_Records_:
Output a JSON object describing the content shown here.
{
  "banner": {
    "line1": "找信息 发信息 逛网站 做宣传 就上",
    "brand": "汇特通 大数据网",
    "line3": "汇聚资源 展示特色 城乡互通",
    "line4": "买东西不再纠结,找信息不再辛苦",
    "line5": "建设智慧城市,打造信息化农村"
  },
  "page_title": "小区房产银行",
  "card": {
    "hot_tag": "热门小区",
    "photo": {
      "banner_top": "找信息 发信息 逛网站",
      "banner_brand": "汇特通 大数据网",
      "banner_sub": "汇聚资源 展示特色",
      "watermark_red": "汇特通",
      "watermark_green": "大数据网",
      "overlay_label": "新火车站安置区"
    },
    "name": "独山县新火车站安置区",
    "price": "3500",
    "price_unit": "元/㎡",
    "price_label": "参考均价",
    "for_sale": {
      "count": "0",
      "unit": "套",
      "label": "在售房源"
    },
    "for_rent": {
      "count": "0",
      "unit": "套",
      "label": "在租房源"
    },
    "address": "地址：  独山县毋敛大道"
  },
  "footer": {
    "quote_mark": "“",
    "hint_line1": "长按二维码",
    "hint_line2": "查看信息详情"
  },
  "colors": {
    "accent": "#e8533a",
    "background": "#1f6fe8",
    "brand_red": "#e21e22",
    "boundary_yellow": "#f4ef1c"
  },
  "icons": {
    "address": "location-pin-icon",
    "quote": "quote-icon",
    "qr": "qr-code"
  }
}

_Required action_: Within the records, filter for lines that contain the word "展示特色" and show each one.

_Solution to this task_:
    "line3": "汇聚资源 展示特色 城乡互通",
      "banner_sub": "汇聚资源 展示特色",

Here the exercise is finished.